The recent surge in fuel prices has left residents in distress, particularly highlighting the plight of petty traders, commonly known as “jebu” sellers in Kono District.

Reports revealed that, these traders are now compelled to pay an additional 60 leones for a 20-litre “batta” of fuel at filling stations, a significant markup that is squeezing their already narrow profit margins.

This extra cost is being unofficially imposed by station attendants, adding an unfair burden on these small-scale vendors who play a crucial role in the local fuel distribution network.

Residents have voiced their concerns over this blatant exploitation, pointing fingers at both the Petrol Regulatory Authority (PRA) and the district authorities for their apparent indifference. The regulatory bodies’ lack of stringent oversight has allowed such malpractices to flourish unchecked, leaving jebu sellers and end consumers to bear the brunt of the inflated prices. The additional costs are inevitably passed down the supply chain, resulting in higher prices for fuel across the board, which impacts every aspect of daily life.

The masses, including students and traders, are particularly hard hit by these rising costs. Many students rely on affordable transportation to commute to and from educational institutions, and the increase in fuel prices directly translates to higher transportation costs, potentially hindering their access to education.

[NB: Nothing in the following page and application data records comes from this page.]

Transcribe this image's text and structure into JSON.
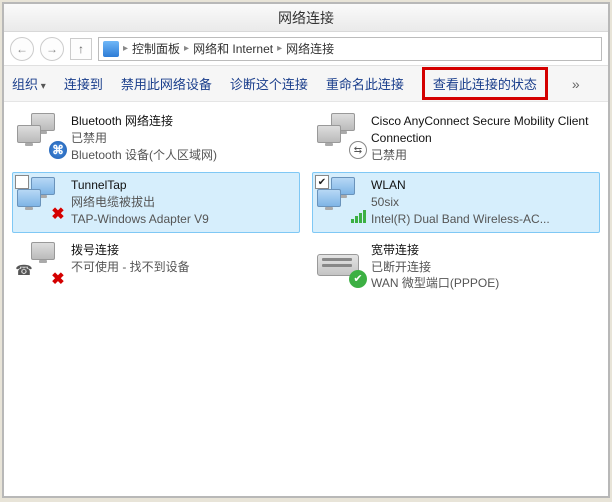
{
  "window": {
    "title": "网络连接"
  },
  "breadcrumb": {
    "part1": "控制面板",
    "part2": "网络和 Internet",
    "part3": "网络连接"
  },
  "toolbar": {
    "organize": "组织",
    "connect_to": "连接到",
    "disable_device": "禁用此网络设备",
    "diagnose": "诊断这个连接",
    "rename": "重命名此连接",
    "view_status": "查看此连接的状态"
  },
  "connections": {
    "bt": {
      "name": "Bluetooth 网络连接",
      "status": "已禁用",
      "device": "Bluetooth 设备(个人区域网)"
    },
    "cisco": {
      "name": "Cisco AnyConnect Secure Mobility Client Connection",
      "status": "已禁用",
      "device": ""
    },
    "tunnel": {
      "name": "TunnelTap",
      "status": "网络电缆被拔出",
      "device": "TAP-Windows Adapter V9"
    },
    "wlan": {
      "name": "WLAN",
      "status": "50six",
      "device": "Intel(R) Dual Band Wireless-AC..."
    },
    "dial": {
      "name": "拨号连接",
      "status": "不可使用 - 找不到设备",
      "device": ""
    },
    "bb": {
      "name": "宽带连接",
      "status": "已断开连接",
      "device": "WAN 微型端口(PPPOE)"
    }
  }
}
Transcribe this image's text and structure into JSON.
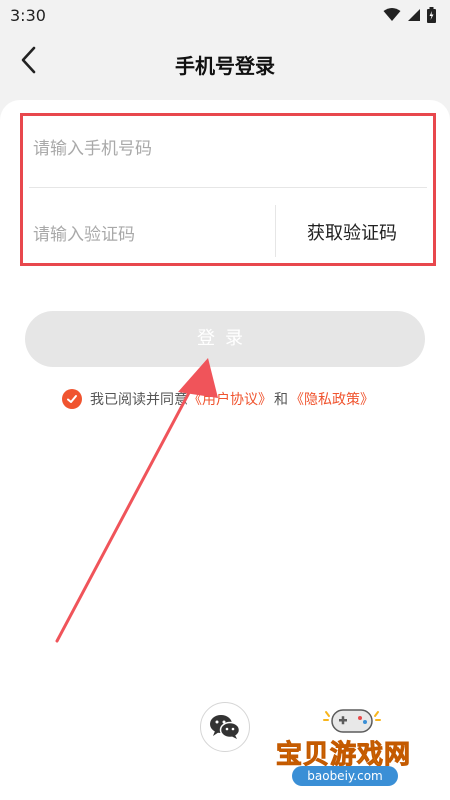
{
  "status_bar": {
    "time": "3:30"
  },
  "header": {
    "title": "手机号登录"
  },
  "form": {
    "phone_placeholder": "请输入手机号码",
    "code_placeholder": "请输入验证码",
    "get_code_label": "获取验证码"
  },
  "login_button": {
    "label": "登录"
  },
  "agreement": {
    "prefix": "我已阅读并同意",
    "user_agreement": "《用户协议》",
    "conjunction": "和",
    "privacy_policy": "《隐私政策》",
    "checked": true
  },
  "watermark": {
    "brand": "宝贝游戏网",
    "url": "baobeiy.com"
  },
  "icons": {
    "back": "chevron-left-icon",
    "check": "check-icon",
    "wechat": "wechat-icon"
  },
  "colors": {
    "accent": "#f0542f",
    "highlight_box": "#e8474d",
    "annotation_arrow": "#f0545a",
    "button_disabled": "#e6e6e6"
  }
}
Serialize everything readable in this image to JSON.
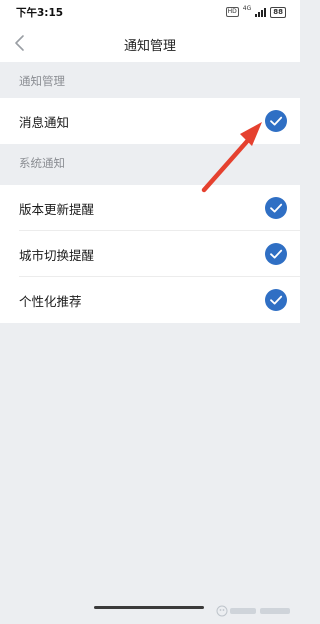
{
  "status_bar": {
    "time": "下午3:15",
    "hd": "HD",
    "network": "4G",
    "battery": "88"
  },
  "nav": {
    "title": "通知管理"
  },
  "sections": [
    {
      "header": "通知管理",
      "items": [
        {
          "label": "消息通知",
          "checked": true
        }
      ]
    },
    {
      "header": "系统通知",
      "items": [
        {
          "label": "版本更新提醒",
          "checked": true
        },
        {
          "label": "城市切换提醒",
          "checked": true
        },
        {
          "label": "个性化推荐",
          "checked": true
        }
      ]
    }
  ],
  "colors": {
    "accent": "#2f6fc4",
    "annotation_arrow": "#e5412f",
    "background": "#eceef1"
  }
}
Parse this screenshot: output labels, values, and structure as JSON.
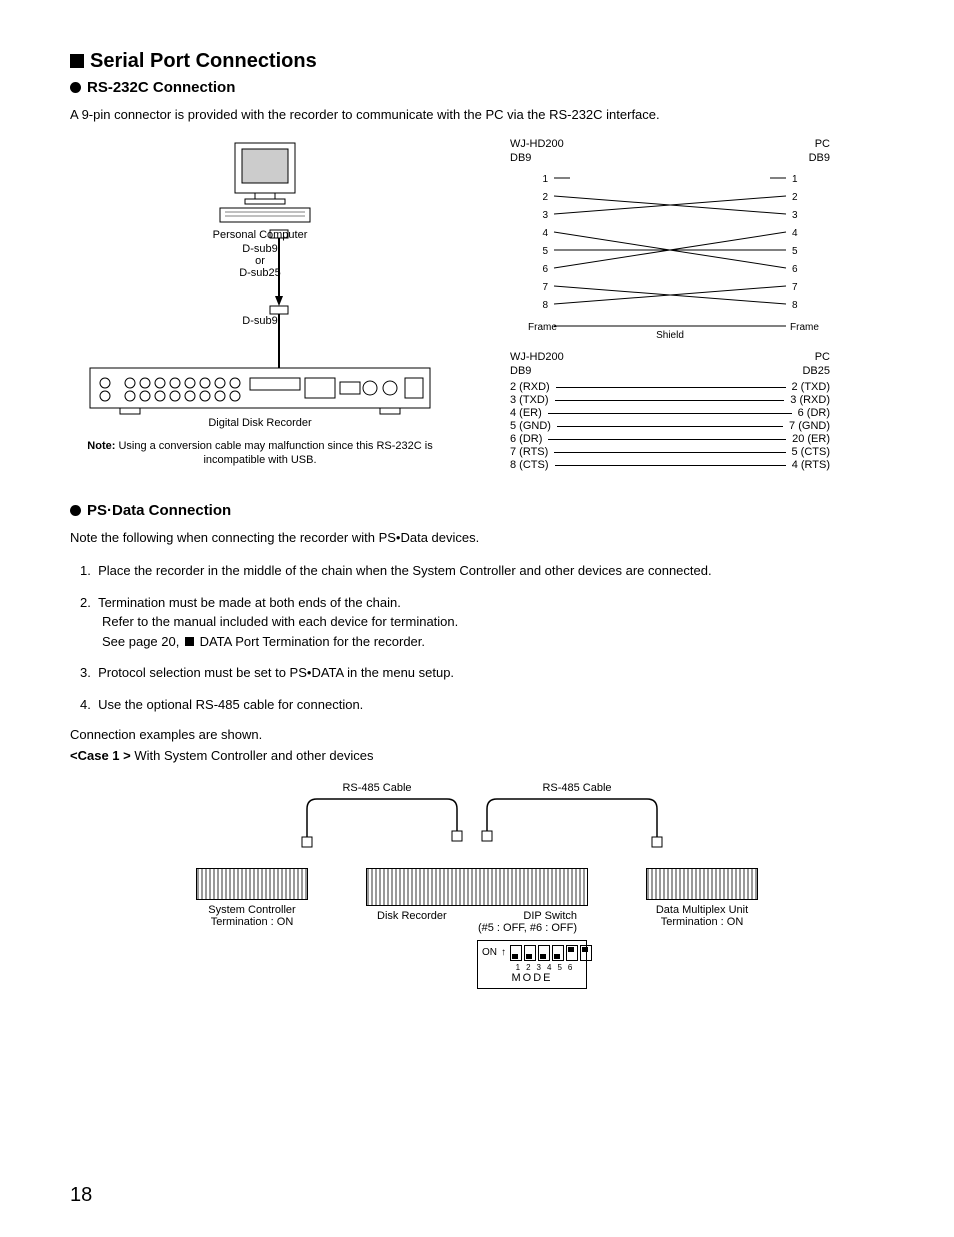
{
  "heading": "Serial Port Connections",
  "section1": {
    "title": "RS-232C Connection",
    "intro": "A 9-pin connector is provided with the recorder to communicate with the PC via the RS-232C interface.",
    "leftFigure": {
      "pcLabel": "Personal Computer",
      "dsub9": "D-sub9",
      "or": "or",
      "dsub25": "D-sub25",
      "recorderLabel": "Digital Disk Recorder",
      "noteBold": "Note:",
      "noteText": " Using a conversion cable may malfunction since this RS-232C is incompatible with USB."
    },
    "rightFigure": {
      "topLeftHead": "WJ-HD200",
      "topLeftSub": "DB9",
      "topRightHead": "PC",
      "topRightSub": "DB9",
      "pins1to8": [
        "1",
        "2",
        "3",
        "4",
        "5",
        "6",
        "7",
        "8"
      ],
      "frame": "Frame",
      "shield": "Shield",
      "botLeftHead": "WJ-HD200",
      "botLeftSub": "DB9",
      "botRightHead": "PC",
      "botRightSub": "DB25",
      "map": [
        {
          "l": "2 (RXD)",
          "r": "2 (TXD)"
        },
        {
          "l": "3 (TXD)",
          "r": "3 (RXD)"
        },
        {
          "l": "4 (ER)",
          "r": "6 (DR)"
        },
        {
          "l": "5 (GND)",
          "r": "7 (GND)"
        },
        {
          "l": "6 (DR)",
          "r": "20 (ER)"
        },
        {
          "l": "7 (RTS)",
          "r": "5 (CTS)"
        },
        {
          "l": "8 (CTS)",
          "r": "4 (RTS)"
        }
      ]
    }
  },
  "section2": {
    "title": "PS·Data Connection",
    "intro": "Note the following when connecting the recorder with PS•Data devices.",
    "items": [
      "Place the recorder in the middle of the chain when the System Controller and other devices are connected.",
      "Termination must be made at both ends of the chain.\nRefer to the manual included with each device for termination.\nSee page 20, ■ DATA Port Termination for the recorder.",
      "Protocol selection must be set to PS•DATA in the menu setup.",
      "Use the optional RS-485 cable for connection."
    ],
    "examplesLine": "Connection examples are shown.",
    "case1Bold": "<Case 1 >",
    "case1Rest": " With System Controller and other devices",
    "diagram": {
      "rs485": "RS-485 Cable",
      "sysController": "System Controller",
      "sysTerm": "Termination : ON",
      "diskRecorder": "Disk Recorder",
      "dipSwitch": "DIP Switch",
      "dipState": "(#5 : OFF, #6 : OFF)",
      "dmu": "Data Multiplex Unit",
      "dmuTerm": "Termination : ON",
      "on": "ON",
      "mode": "MODE",
      "slotNums": [
        "1",
        "2",
        "3",
        "4",
        "5",
        "6"
      ]
    }
  },
  "pageNumber": "18"
}
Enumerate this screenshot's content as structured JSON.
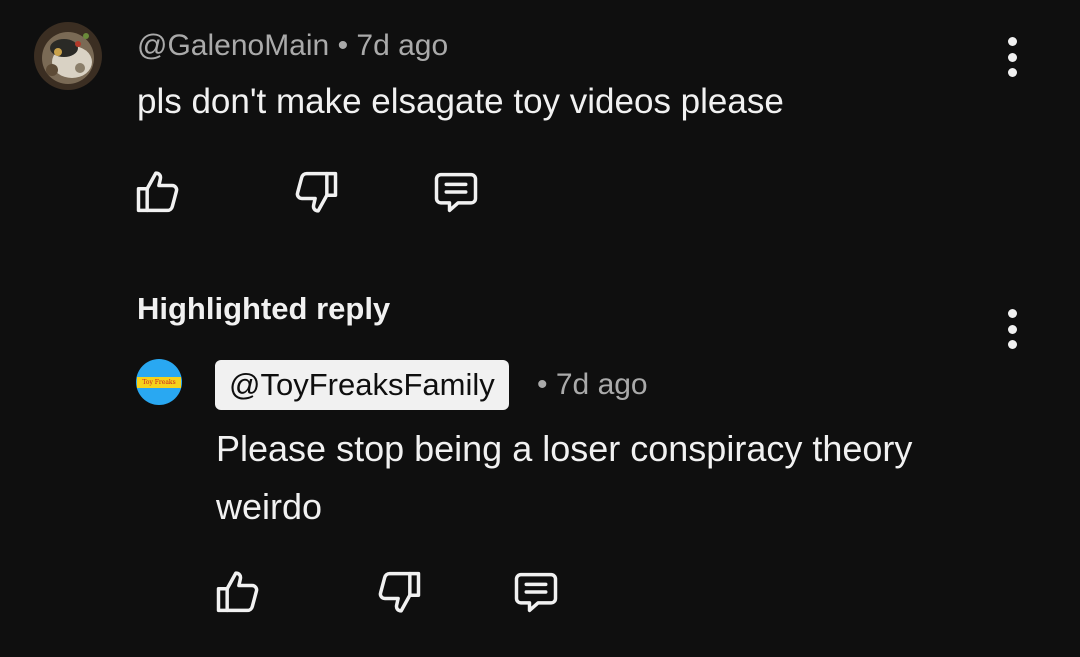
{
  "comment": {
    "handle": "@GalenoMain",
    "separator": "•",
    "time": "7d ago",
    "text": "pls don't make elsagate toy videos please",
    "avatar_icon": "food-photo-avatar",
    "actions": {
      "like_icon": "thumbs-up-icon",
      "dislike_icon": "thumbs-down-icon",
      "reply_icon": "reply-comment-icon"
    },
    "menu_icon": "more-vert-icon"
  },
  "highlighted_reply": {
    "label": "Highlighted reply",
    "menu_icon": "more-vert-icon",
    "author": "@ToyFreaksFamily",
    "author_badge_color": "#f1f1f1",
    "avatar_color": "#29a8f2",
    "avatar_text": "Toy Freaks",
    "separator": "•",
    "time": "7d ago",
    "text": "Please stop being a loser conspiracy theory weirdo",
    "actions": {
      "like_icon": "thumbs-up-icon",
      "dislike_icon": "thumbs-down-icon",
      "reply_icon": "reply-comment-icon"
    }
  },
  "theme": {
    "background": "#0f0f0f",
    "primary_text": "#f1f1f1",
    "secondary_text": "#aaaaaa"
  }
}
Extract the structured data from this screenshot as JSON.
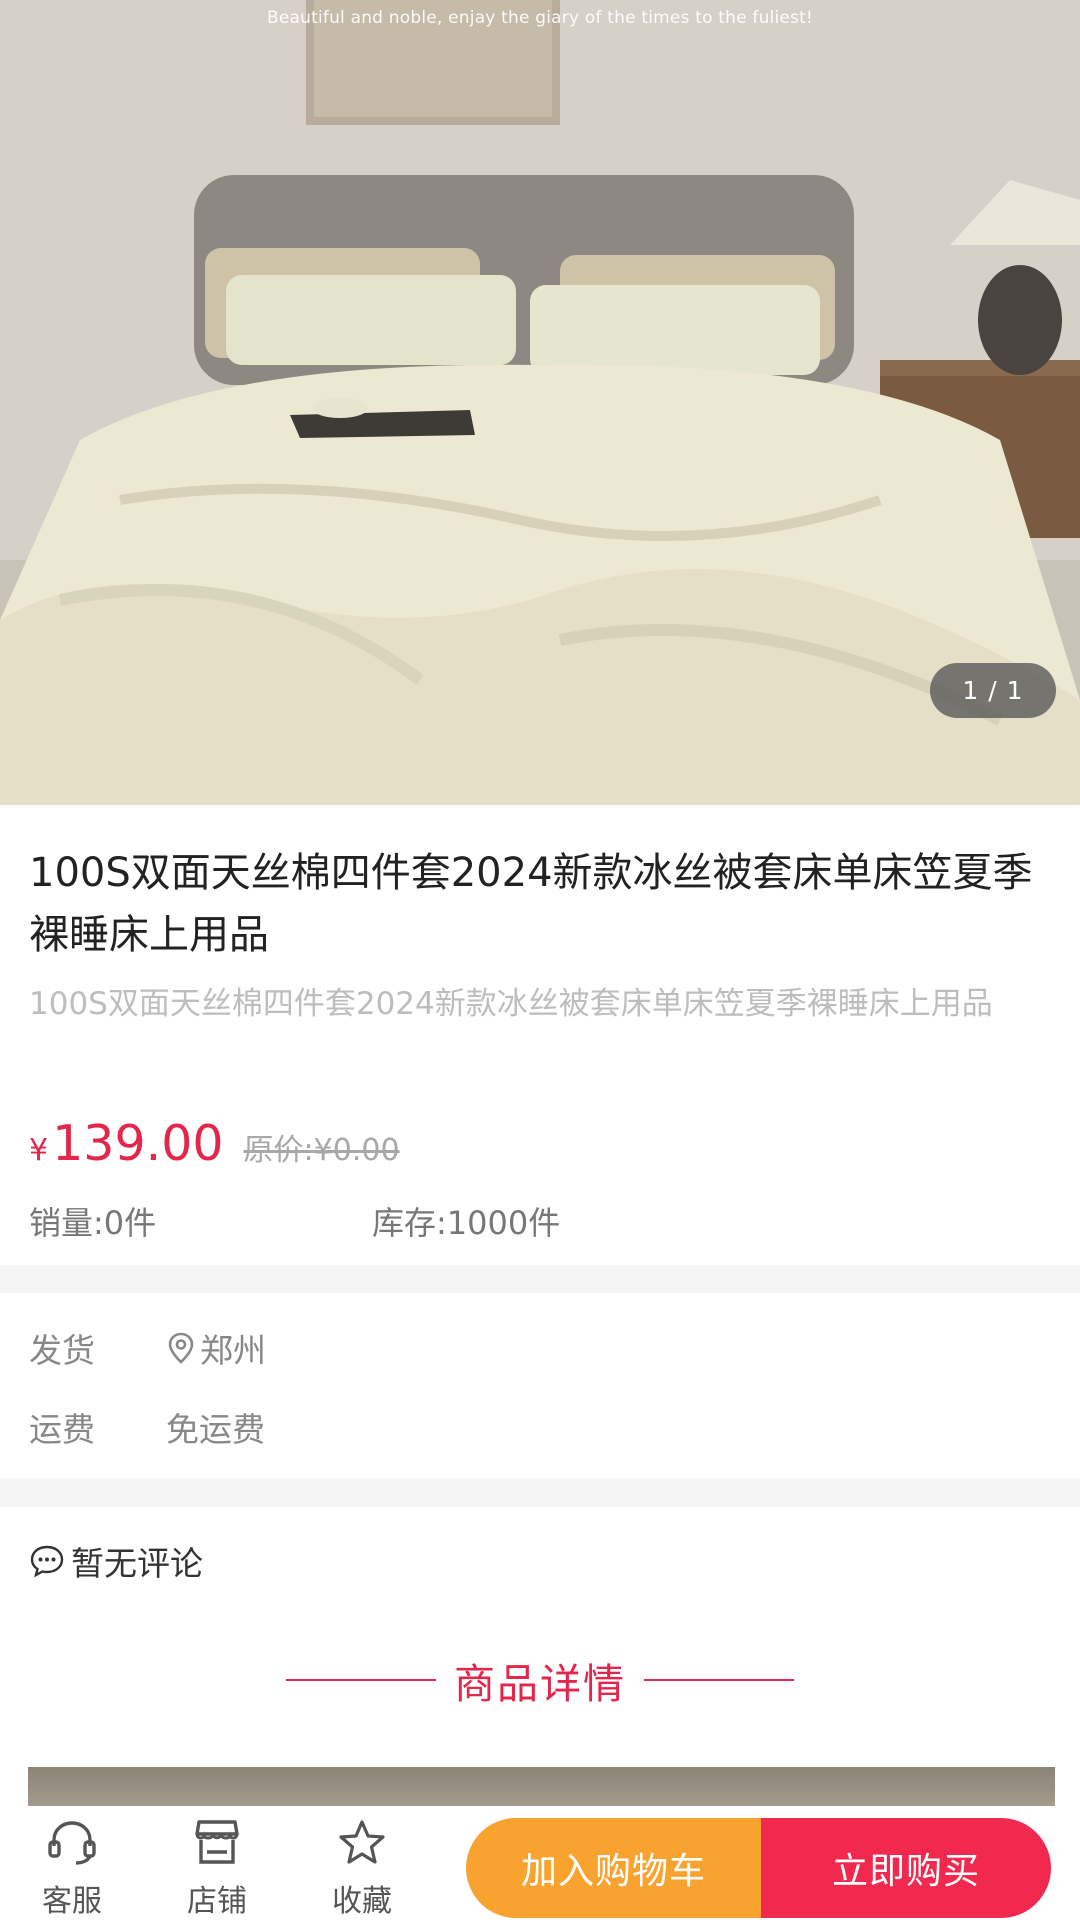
{
  "hero": {
    "tagline": "Beautiful and noble, enjay the giary of the times to the fuliest!",
    "counter": "1 / 1"
  },
  "product": {
    "title": "100S双面天丝棉四件套2024新款冰丝被套床单床笠夏季裸睡床上用品",
    "subtitle": "100S双面天丝棉四件套2024新款冰丝被套床单床笠夏季裸睡床上用品",
    "currency": "¥",
    "price": "139.00",
    "original_label": "原价:",
    "original_price": "¥0.00",
    "sales": "销量:0件",
    "stock": "库存:1000件"
  },
  "shipping": {
    "origin_label": "发货",
    "origin_value": "郑州",
    "fee_label": "运费",
    "fee_value": "免运费"
  },
  "reviews": {
    "text": "暂无评论"
  },
  "details": {
    "heading": "商品详情"
  },
  "bottom_bar": {
    "service": "客服",
    "store": "店铺",
    "favorite": "收藏",
    "add_to_cart": "加入购物车",
    "buy_now": "立即购买"
  },
  "colors": {
    "accent": "#e4264b",
    "cart_button": "#f8a230",
    "buy_button": "#f2294f"
  },
  "icons": [
    "headset-icon",
    "store-icon",
    "star-icon",
    "location-pin-icon",
    "comment-icon"
  ]
}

Similarly, traders who depend on fuel for transporting goods are facing escalated operational costs, which could lead to higher prices for essential commodities, further exacerbating the economic strain on households.

Despite the growing outcry from the public, the response from the PRA and district authorities has been lacklustre. There have been no significant measures or interventions to curb the unofficial surcharges imposed by filling station attendants. This perceived negligence has fueled public frustration and a sense of abandonment among the residents, who feel their concerns are being disregarded in favour of other interests.

In conclusion, the unchecked increase in fuel prices and the additional unofficial charges imposed on Jebu sellers have created a dire situation for many residents. The lack of decisive action from regulatory and district authorities only deepens the crisis, leaving the masses, particularly vulnerable groups like students and small traders, to grapple with the escalating cost of living. Immediate and effective interventions are necessary to address these issues, ensuring fair practices in fuel distribution and alleviating the financial pressures on the community.